I am an educator at heart so my art practice is really integral to working with my students. My students are my motivation for creating something new. I go into the process with some general ideas (who am I kidding? I usually come in with a long list of ideas!) - but the important part to me is that I leave it open to see where the group of students and where the process takes us. If we are creating a finished piece where we want the quality to be high, I look for those steps where students can succeed in creating, and the steps where I can come in with a more practiced hand and elevate and amplify what they are doing. I think one of the more frustrating parts about being a kid is that you have ideas but not the experience to necessarily bring those ideas to life. I make sure that the artistic quality and the practicalities are in place so we can bring the group's ideas to life.
The students are truly lucky to share this experience with you! What is your favorite part of being a Teaching Artist with Erie Arts and Culture? Has it had any long-term impact on you?

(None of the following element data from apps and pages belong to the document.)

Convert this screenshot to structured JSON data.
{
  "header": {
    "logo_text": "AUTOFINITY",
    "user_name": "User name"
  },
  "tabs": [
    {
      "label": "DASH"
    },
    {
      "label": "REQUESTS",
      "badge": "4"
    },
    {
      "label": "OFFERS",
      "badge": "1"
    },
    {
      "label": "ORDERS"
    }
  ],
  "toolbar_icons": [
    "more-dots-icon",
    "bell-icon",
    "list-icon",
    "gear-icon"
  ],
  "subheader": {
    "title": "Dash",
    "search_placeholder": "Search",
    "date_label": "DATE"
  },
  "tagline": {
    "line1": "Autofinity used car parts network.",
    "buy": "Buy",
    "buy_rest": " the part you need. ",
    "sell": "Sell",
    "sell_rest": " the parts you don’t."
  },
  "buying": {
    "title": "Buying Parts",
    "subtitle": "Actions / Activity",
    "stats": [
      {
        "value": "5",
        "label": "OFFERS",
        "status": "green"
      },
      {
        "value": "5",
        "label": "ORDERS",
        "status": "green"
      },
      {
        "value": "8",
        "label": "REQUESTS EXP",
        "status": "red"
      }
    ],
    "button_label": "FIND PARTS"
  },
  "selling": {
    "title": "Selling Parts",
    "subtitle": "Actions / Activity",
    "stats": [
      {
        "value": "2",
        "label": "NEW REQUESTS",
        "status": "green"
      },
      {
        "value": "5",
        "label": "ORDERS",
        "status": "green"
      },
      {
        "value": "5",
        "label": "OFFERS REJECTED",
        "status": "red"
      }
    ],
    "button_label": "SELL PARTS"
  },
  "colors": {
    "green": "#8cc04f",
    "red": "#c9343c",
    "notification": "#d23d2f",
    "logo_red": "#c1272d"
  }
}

I love that I can just be with my students and make art together. Their ideas spark me to change what I'm doing, and my ideas spark them to come up with something different. It's really a symbiotic relationship. Residencies really allow something special to happen - when I see students years later they remember what they made during our time together!
It’s incredible that you remember students years after your residency with them! It seems like there is a mutual impression left on everyone involved and it's beautiful to see!
In a quote from the Titusville School District newsletter art teacher and collaborator in this residency Sabrina VanTine states “ Our students really enjoyed creating the stop motion and pixel art. The students enjoyed learning a different way to make art and learning more about computer art making. The students also learned a different way to create stop motion animation”.
Thank you for making time to speak more about yourself and your residency Annie! How can individuals follow you or learn more about your work?